At Syracuse University, 103 is part of the student experience; not just with a memorial at the heart of campus, but with an annual Remembrance Week, full of active engagement of the issues and ideas surrounding the tragedy.

We're admittedly too close to it to examine this most recent development objectively, but a simple conclusion jumps out: if the conviction was a miscarriage of justice, then let's examine it to figure out the real story. If it was not, let's examine it anyway, as painful as it is, to make sure we got the real story right the first time.

Thursday, June 21, 2007

A Moment for Jason and Melissa

It’s been 10 years since we lost two Friends, Jason Pollack and Melissa Klotz, killed in a tragic train accident on a trestle over the Erie Canal in Pittsford, N.Y. Jason and Melissa are always on our minds, always remembered, but today, the tenth anniversary of their deaths, I wanted to take an extra moment for them.

I wasn’t very close with either Jason or Melissa, but in a tightly knit community like Brighton, we were all friends, and Jason and Melissa brightened our lives with their smiles and laughter. Their closest friends and relatives miss them most, I know, but everyone else felt the loss, still feels the loss, will always feel the loss.

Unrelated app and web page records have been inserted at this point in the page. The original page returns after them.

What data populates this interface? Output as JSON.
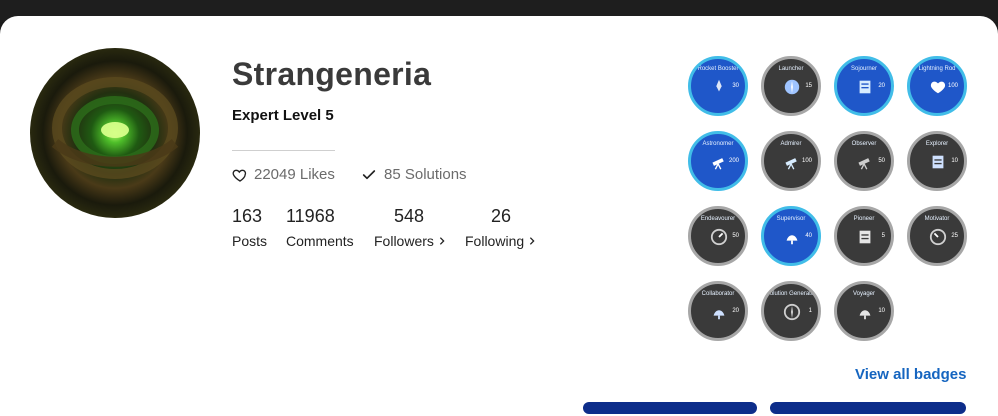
{
  "profile": {
    "name": "Strangeneria",
    "level": "Expert Level 5",
    "likes": "22049 Likes",
    "solutions": "85 Solutions",
    "stats": [
      {
        "value": "163",
        "label": "Posts"
      },
      {
        "value": "11968",
        "label": "Comments"
      },
      {
        "value": "548",
        "label": "Followers"
      },
      {
        "value": "26",
        "label": "Following"
      }
    ]
  },
  "badges": [
    {
      "name": "Rocket Booster",
      "count": "30",
      "style": "blue"
    },
    {
      "name": "Launcher",
      "count": "15",
      "style": "gray"
    },
    {
      "name": "Sojourner",
      "count": "20",
      "style": "blue"
    },
    {
      "name": "Lightning Rod",
      "count": "100",
      "style": "blue"
    },
    {
      "name": "Astronomer",
      "count": "200",
      "style": "blue"
    },
    {
      "name": "Admirer",
      "count": "100",
      "style": "gray"
    },
    {
      "name": "Observer",
      "count": "50",
      "style": "gray"
    },
    {
      "name": "Explorer",
      "count": "10",
      "style": "gray"
    },
    {
      "name": "Endeavourer",
      "count": "50",
      "style": "gray"
    },
    {
      "name": "Supervisor",
      "count": "40",
      "style": "blue"
    },
    {
      "name": "Pioneer",
      "count": "5",
      "style": "gray"
    },
    {
      "name": "Motivator",
      "count": "25",
      "style": "gray"
    },
    {
      "name": "Collaborator",
      "count": "20",
      "style": "gray"
    },
    {
      "name": "Solution Generator",
      "count": "1",
      "style": "gray"
    },
    {
      "name": "Voyager",
      "count": "10",
      "style": "gray"
    }
  ],
  "view_all_label": "View all badges",
  "icons": {
    "likes": "heart-icon",
    "solutions": "check-icon",
    "more": "chevron-right-icon"
  },
  "colors": {
    "accent": "#1565c0",
    "badge_blue": "#1f57c9",
    "badge_gray": "#3a3a3a"
  }
}
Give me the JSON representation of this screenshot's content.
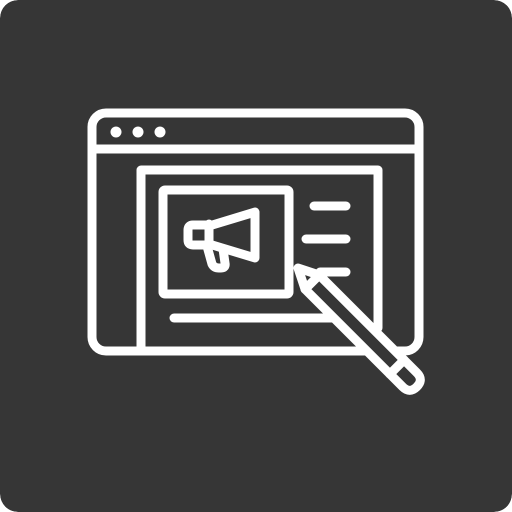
{
  "icon": {
    "name": "web-marketing-editor-icon",
    "background_color": "#363636",
    "stroke_color": "#ffffff"
  }
}
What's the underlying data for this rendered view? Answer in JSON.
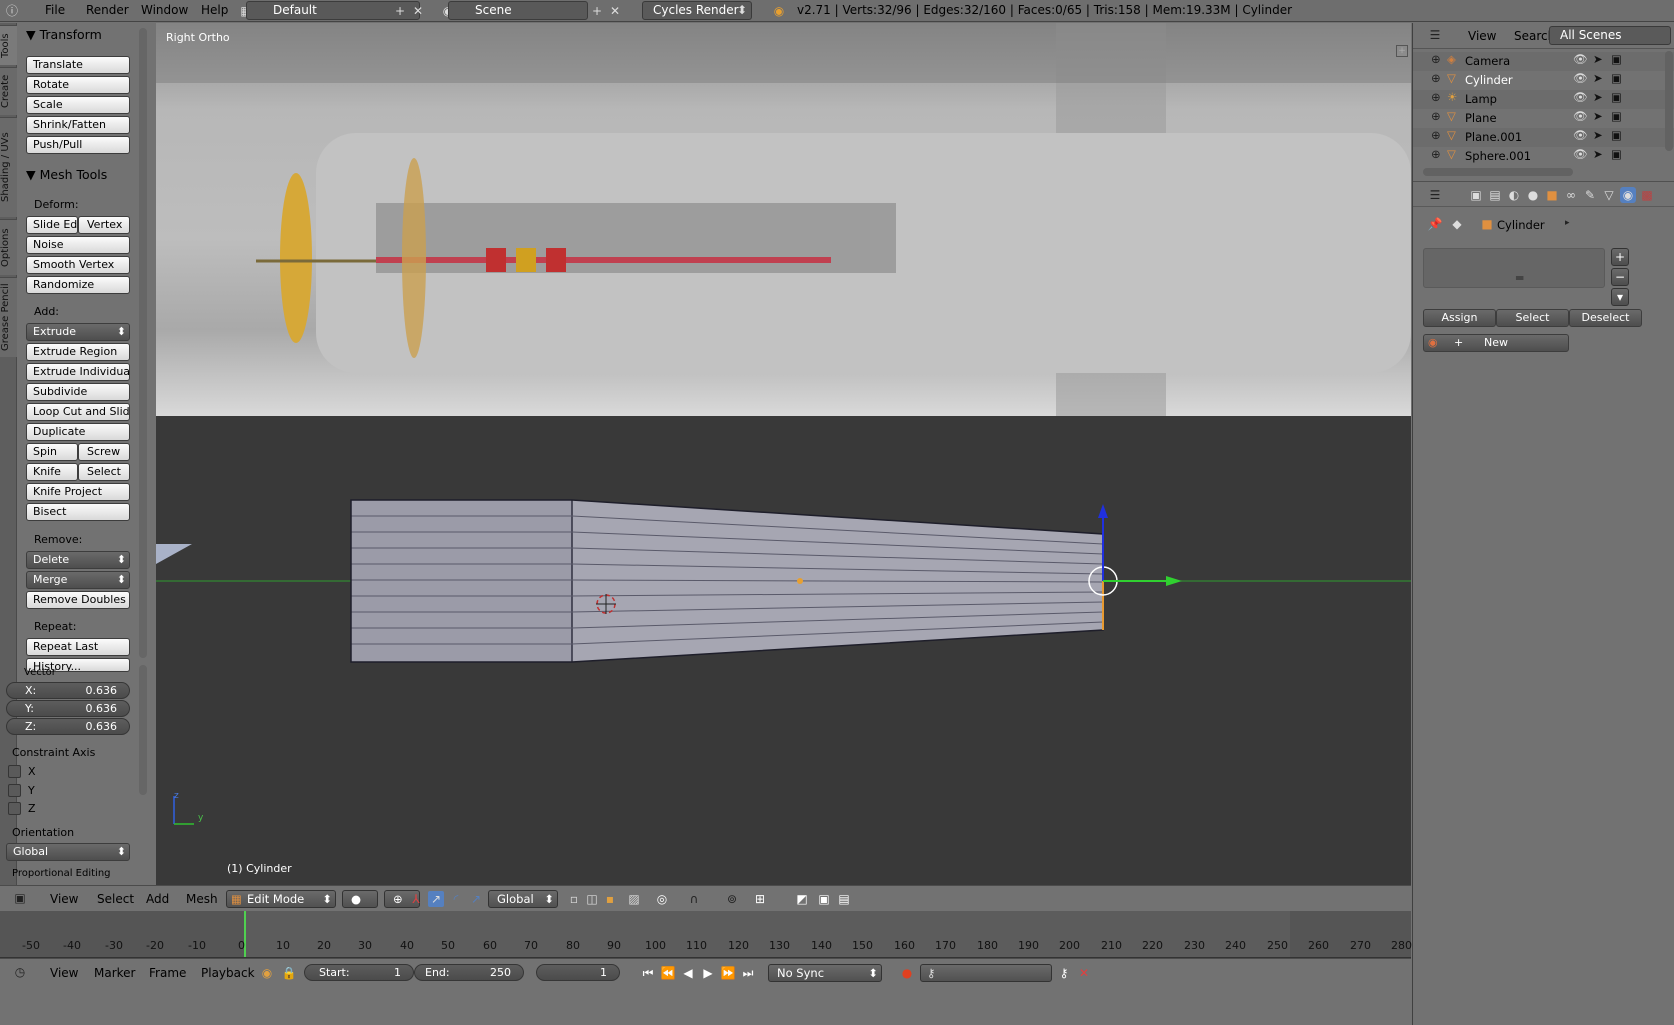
{
  "topbar": {
    "menus": [
      "File",
      "Render",
      "Window",
      "Help"
    ],
    "screen_layout": "Default",
    "scene": "Scene",
    "engine": "Cycles Render",
    "stats": "v2.71 | Verts:32/96 | Edges:32/160 | Faces:0/65 | Tris:158 | Mem:19.33M | Cylinder"
  },
  "left_tabs": [
    "Tools",
    "Create",
    "Shading / UVs",
    "Options",
    "Grease Pencil"
  ],
  "toolshelf": {
    "transform_header": "Transform",
    "transform": [
      "Translate",
      "Rotate",
      "Scale",
      "Shrink/Fatten",
      "Push/Pull"
    ],
    "meshtools_header": "Mesh Tools",
    "deform_label": "Deform:",
    "slide_edge": "Slide Ed",
    "vertex": "Vertex",
    "noise": "Noise",
    "smooth_vertex": "Smooth Vertex",
    "randomize": "Randomize",
    "add_label": "Add:",
    "extrude": "Extrude",
    "extrude_region": "Extrude Region",
    "extrude_individual": "Extrude Individual",
    "subdivide": "Subdivide",
    "loop_cut": "Loop Cut and Slide",
    "duplicate": "Duplicate",
    "spin": "Spin",
    "screw": "Screw",
    "knife": "Knife",
    "select": "Select",
    "knife_project": "Knife Project",
    "bisect": "Bisect",
    "remove_label": "Remove:",
    "delete": "Delete",
    "merge": "Merge",
    "remove_doubles": "Remove Doubles",
    "repeat_label": "Repeat:",
    "repeat_last": "Repeat Last",
    "history": "History...",
    "vector_label": "Vector",
    "x_label": "X:",
    "x_val": "0.636",
    "y_label": "Y:",
    "y_val": "0.636",
    "z_label": "Z:",
    "z_val": "0.636",
    "constraint_label": "Constraint Axis",
    "cx": "X",
    "cy": "Y",
    "cz": "Z",
    "orientation_label": "Orientation",
    "orientation_val": "Global",
    "proportional_label": "Proportional Editing"
  },
  "viewport": {
    "view_name": "Right Ortho",
    "object_label": "(1) Cylinder",
    "axis_z": "z",
    "axis_y": "y"
  },
  "outliner": {
    "menus": [
      "View",
      "Search"
    ],
    "filter": "All Scenes",
    "items": [
      "Camera",
      "Cylinder",
      "Lamp",
      "Plane",
      "Plane.001",
      "Sphere.001"
    ]
  },
  "properties": {
    "breadcrumb": "Cylinder",
    "assign": "Assign",
    "select": "Select",
    "deselect": "Deselect",
    "new": "New"
  },
  "viewport_header": {
    "menus": [
      "View",
      "Select",
      "Add",
      "Mesh"
    ],
    "mode": "Edit Mode",
    "orientation": "Global"
  },
  "timeline": {
    "ticks": [
      "-50",
      "-40",
      "-30",
      "-20",
      "-10",
      "0",
      "10",
      "20",
      "30",
      "40",
      "50",
      "60",
      "70",
      "80",
      "90",
      "100",
      "110",
      "120",
      "130",
      "140",
      "150",
      "160",
      "170",
      "180",
      "190",
      "200",
      "210",
      "220",
      "230",
      "240",
      "250",
      "260",
      "270",
      "280"
    ],
    "current_frame": 1
  },
  "timeline_header": {
    "menus": [
      "View",
      "Marker",
      "Frame",
      "Playback"
    ],
    "start_label": "Start:",
    "start_val": "1",
    "end_label": "End:",
    "end_val": "250",
    "frame_val": "1",
    "sync": "No Sync"
  }
}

Their deaths were, in the most basic sense of the word, great losses. Losses of life, losses of laughs and smiles. We all have less laughter for having lost them, but the memories I have of them are vivid and bring a smile every time they cross my mind. Here are some of those memories of Jason and Melissa, for Jason and Melissa.

Jason cutting up during our middle school football team photograph — an eighth grader then, me a seventh grader, lined up next to him, trying to hold a straight face as Jason cracked one joke after another. I don’t remember the jokes, or our coaches’ responses, but I distinctly remember how he seemed to put everyone at ease. Coaches loosened up, teammates smiled, and as a seventh grader who’d been mildly intimidated by my older teammates, I relaxed, realizing at least one of them, Jason, was harmless, just a big goofball who loved to laugh and make his teammates laugh.

Melissa returning to school in second grade after a month or so out sick with pneumonia, I think. This memory is fuzzier — longer ago — but I seem to remember her return as triumphant, and everyone — 7-year-olds and teachers included — smiled when she came back. As youngsters, we’d been mystified by her being out of school so long, sick with something none of us could pronounce. While the memory is fuzzy, I know Melissa returned with a huge smile, glad to be back, like she’d been gone only for a few minutes to swing on the playground.

Jason, again hamming it up, a high school sophomore, riding on the back of the school’s Zamboni-like floor-waxing machine on the freshman side of the cafeteria, after having snagged it from behind the backs of the unsuspecting maintenance staff, I’m sure. Like any good Zamboni driver, Jason entertained his crowd with silly antics as he rode the machine, until a stern faced teacher on cafeteria duty spotted him and ended the fun. I remember his closest friends watching the whole episode, doubled over with laughter, and the whole cafeteria brightened up thanks to the rebellious clowning.

Melissa, as a freshman, shivering in her cheerleading uniform on the sidelines of a JV football game, on the road at Bishop Kearney. From the sidelines, in a break from playing, I must have glanced at the bleachers searching for my family, and I noticed all the cheerleaders but Melissa had their warm-up suits on. I never asked her about it, but she must have forgotten hers warm-up suit that game. She cheered on just the same, hands balled tightly in the ends of her sleeves when not clapping, I’m sure. I don’t think we won the game; that season was a rough one, but Melissa and the other cheerleaders never gave up on us.

Ten years has gone fast — in Brighton and the world — considering all that’s happened since June 21, 1997, when that freight train took Jason and Melissa. But we remember them and their smiles, and we will always remember, today, and always.